* **What the exercise asks**:
Every entry below should appear in the answer exactly as written, apart from the pictures.

___

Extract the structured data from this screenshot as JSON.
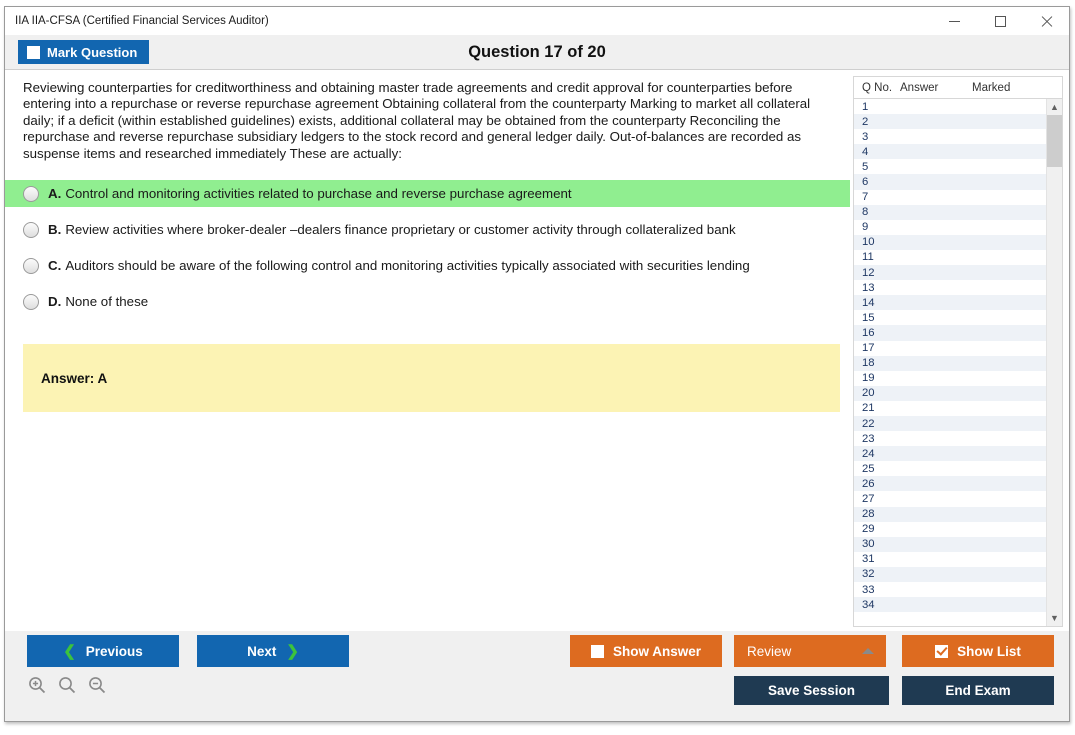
{
  "window": {
    "title": "IIA IIA-CFSA (Certified Financial Services Auditor)",
    "controls": {
      "minimize": "minimize-icon",
      "maximize": "maximize-icon",
      "close": "close-icon"
    }
  },
  "header": {
    "mark_question_label": "Mark Question",
    "question_counter": "Question 17 of 20",
    "current_question": 17,
    "total_questions": 20
  },
  "question": {
    "text": "Reviewing counterparties for creditworthiness and obtaining master trade agreements and credit approval for counterparties before entering into a repurchase or reverse repurchase agreement Obtaining collateral from the counterparty Marking to market all collateral daily; if a deficit (within established guidelines) exists, additional collateral may be obtained from the counterparty Reconciling the repurchase and reverse repurchase subsidiary ledgers to the stock record and general ledger daily. Out-of-balances are recorded as suspense items and researched immediately These are actually:",
    "options": [
      {
        "letter": "A.",
        "text": "Control and monitoring activities related to purchase and reverse purchase agreement",
        "correct": true
      },
      {
        "letter": "B.",
        "text": "Review activities where broker-dealer –dealers finance proprietary or customer activity through collateralized bank",
        "correct": false
      },
      {
        "letter": "C.",
        "text": "Auditors should be aware of the following control and monitoring activities typically associated with securities lending",
        "correct": false
      },
      {
        "letter": "D.",
        "text": "None of these",
        "correct": false
      }
    ],
    "answer_label": "Answer: A"
  },
  "list_panel": {
    "columns": [
      "Q No.",
      "Answer",
      "Marked"
    ],
    "rows": [
      {
        "qno": "1",
        "answer": "",
        "marked": ""
      },
      {
        "qno": "2",
        "answer": "",
        "marked": ""
      },
      {
        "qno": "3",
        "answer": "",
        "marked": ""
      },
      {
        "qno": "4",
        "answer": "",
        "marked": ""
      },
      {
        "qno": "5",
        "answer": "",
        "marked": ""
      },
      {
        "qno": "6",
        "answer": "",
        "marked": ""
      },
      {
        "qno": "7",
        "answer": "",
        "marked": ""
      },
      {
        "qno": "8",
        "answer": "",
        "marked": ""
      },
      {
        "qno": "9",
        "answer": "",
        "marked": ""
      },
      {
        "qno": "10",
        "answer": "",
        "marked": ""
      },
      {
        "qno": "11",
        "answer": "",
        "marked": ""
      },
      {
        "qno": "12",
        "answer": "",
        "marked": ""
      },
      {
        "qno": "13",
        "answer": "",
        "marked": ""
      },
      {
        "qno": "14",
        "answer": "",
        "marked": ""
      },
      {
        "qno": "15",
        "answer": "",
        "marked": ""
      },
      {
        "qno": "16",
        "answer": "",
        "marked": ""
      },
      {
        "qno": "17",
        "answer": "",
        "marked": ""
      },
      {
        "qno": "18",
        "answer": "",
        "marked": ""
      },
      {
        "qno": "19",
        "answer": "",
        "marked": ""
      },
      {
        "qno": "20",
        "answer": "",
        "marked": ""
      },
      {
        "qno": "21",
        "answer": "",
        "marked": ""
      },
      {
        "qno": "22",
        "answer": "",
        "marked": ""
      },
      {
        "qno": "23",
        "answer": "",
        "marked": ""
      },
      {
        "qno": "24",
        "answer": "",
        "marked": ""
      },
      {
        "qno": "25",
        "answer": "",
        "marked": ""
      },
      {
        "qno": "26",
        "answer": "",
        "marked": ""
      },
      {
        "qno": "27",
        "answer": "",
        "marked": ""
      },
      {
        "qno": "28",
        "answer": "",
        "marked": ""
      },
      {
        "qno": "29",
        "answer": "",
        "marked": ""
      },
      {
        "qno": "30",
        "answer": "",
        "marked": ""
      },
      {
        "qno": "31",
        "answer": "",
        "marked": ""
      },
      {
        "qno": "32",
        "answer": "",
        "marked": ""
      },
      {
        "qno": "33",
        "answer": "",
        "marked": ""
      },
      {
        "qno": "34",
        "answer": "",
        "marked": ""
      }
    ],
    "scroll_up_icon": "chevron-up-icon",
    "scroll_down_icon": "chevron-down-icon"
  },
  "footer": {
    "previous_label": "Previous",
    "next_label": "Next",
    "show_answer_label": "Show Answer",
    "show_answer_checked": false,
    "review_label": "Review",
    "show_list_label": "Show List",
    "show_list_checked": true,
    "save_session_label": "Save Session",
    "end_exam_label": "End Exam",
    "zoom_in_icon": "zoom-in-icon",
    "zoom_reset_icon": "magnifier-icon",
    "zoom_out_icon": "zoom-out-icon"
  },
  "colors": {
    "primary_blue": "#1266b0",
    "orange": "#dd6b20",
    "dark_navy": "#1f3a52",
    "correct_green": "#90ee90",
    "answer_yellow": "#fcf3b4",
    "chevron_green": "#3cc33c"
  }
}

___

* **Expected answer**:
Extract the structured data from this screenshot as JSON.
{
  "window": {
    "title": "IIA IIA-CFSA (Certified Financial Services Auditor)",
    "controls": {
      "minimize": "minimize-icon",
      "maximize": "maximize-icon",
      "close": "close-icon"
    }
  },
  "header": {
    "mark_question_label": "Mark Question",
    "question_counter": "Question 17 of 20",
    "current_question": 17,
    "total_questions": 20
  },
  "question": {
    "text": "Reviewing counterparties for creditworthiness and obtaining master trade agreements and credit approval for counterparties before entering into a repurchase or reverse repurchase agreement Obtaining collateral from the counterparty Marking to market all collateral daily; if a deficit (within established guidelines) exists, additional collateral may be obtained from the counterparty Reconciling the repurchase and reverse repurchase subsidiary ledgers to the stock record and general ledger daily. Out-of-balances are recorded as suspense items and researched immediately These are actually:",
    "options": [
      {
        "letter": "A.",
        "text": "Control and monitoring activities related to purchase and reverse purchase agreement",
        "correct": true
      },
      {
        "letter": "B.",
        "text": "Review activities where broker-dealer –dealers finance proprietary or customer activity through collateralized bank",
        "correct": false
      },
      {
        "letter": "C.",
        "text": "Auditors should be aware of the following control and monitoring activities typically associated with securities lending",
        "correct": false
      },
      {
        "letter": "D.",
        "text": "None of these",
        "correct": false
      }
    ],
    "answer_label": "Answer: A"
  },
  "list_panel": {
    "columns": [
      "Q No.",
      "Answer",
      "Marked"
    ],
    "rows": [
      {
        "qno": "1",
        "answer": "",
        "marked": ""
      },
      {
        "qno": "2",
        "answer": "",
        "marked": ""
      },
      {
        "qno": "3",
        "answer": "",
        "marked": ""
      },
      {
        "qno": "4",
        "answer": "",
        "marked": ""
      },
      {
        "qno": "5",
        "answer": "",
        "marked": ""
      },
      {
        "qno": "6",
        "answer": "",
        "marked": ""
      },
      {
        "qno": "7",
        "answer": "",
        "marked": ""
      },
      {
        "qno": "8",
        "answer": "",
        "marked": ""
      },
      {
        "qno": "9",
        "answer": "",
        "marked": ""
      },
      {
        "qno": "10",
        "answer": "",
        "marked": ""
      },
      {
        "qno": "11",
        "answer": "",
        "marked": ""
      },
      {
        "qno": "12",
        "answer": "",
        "marked": ""
      },
      {
        "qno": "13",
        "answer": "",
        "marked": ""
      },
      {
        "qno": "14",
        "answer": "",
        "marked": ""
      },
      {
        "qno": "15",
        "answer": "",
        "marked": ""
      },
      {
        "qno": "16",
        "answer": "",
        "marked": ""
      },
      {
        "qno": "17",
        "answer": "",
        "marked": ""
      },
      {
        "qno": "18",
        "answer": "",
        "marked": ""
      },
      {
        "qno": "19",
        "answer": "",
        "marked": ""
      },
      {
        "qno": "20",
        "answer": "",
        "marked": ""
      },
      {
        "qno": "21",
        "answer": "",
        "marked": ""
      },
      {
        "qno": "22",
        "answer": "",
        "marked": ""
      },
      {
        "qno": "23",
        "answer": "",
        "marked": ""
      },
      {
        "qno": "24",
        "answer": "",
        "marked": ""
      },
      {
        "qno": "25",
        "answer": "",
        "marked": ""
      },
      {
        "qno": "26",
        "answer": "",
        "marked": ""
      },
      {
        "qno": "27",
        "answer": "",
        "marked": ""
      },
      {
        "qno": "28",
        "answer": "",
        "marked": ""
      },
      {
        "qno": "29",
        "answer": "",
        "marked": ""
      },
      {
        "qno": "30",
        "answer": "",
        "marked": ""
      },
      {
        "qno": "31",
        "answer": "",
        "marked": ""
      },
      {
        "qno": "32",
        "answer": "",
        "marked": ""
      },
      {
        "qno": "33",
        "answer": "",
        "marked": ""
      },
      {
        "qno": "34",
        "answer": "",
        "marked": ""
      }
    ],
    "scroll_up_icon": "chevron-up-icon",
    "scroll_down_icon": "chevron-down-icon"
  },
  "footer": {
    "previous_label": "Previous",
    "next_label": "Next",
    "show_answer_label": "Show Answer",
    "show_answer_checked": false,
    "review_label": "Review",
    "show_list_label": "Show List",
    "show_list_checked": true,
    "save_session_label": "Save Session",
    "end_exam_label": "End Exam",
    "zoom_in_icon": "zoom-in-icon",
    "zoom_reset_icon": "magnifier-icon",
    "zoom_out_icon": "zoom-out-icon"
  },
  "colors": {
    "primary_blue": "#1266b0",
    "orange": "#dd6b20",
    "dark_navy": "#1f3a52",
    "correct_green": "#90ee90",
    "answer_yellow": "#fcf3b4",
    "chevron_green": "#3cc33c"
  }
}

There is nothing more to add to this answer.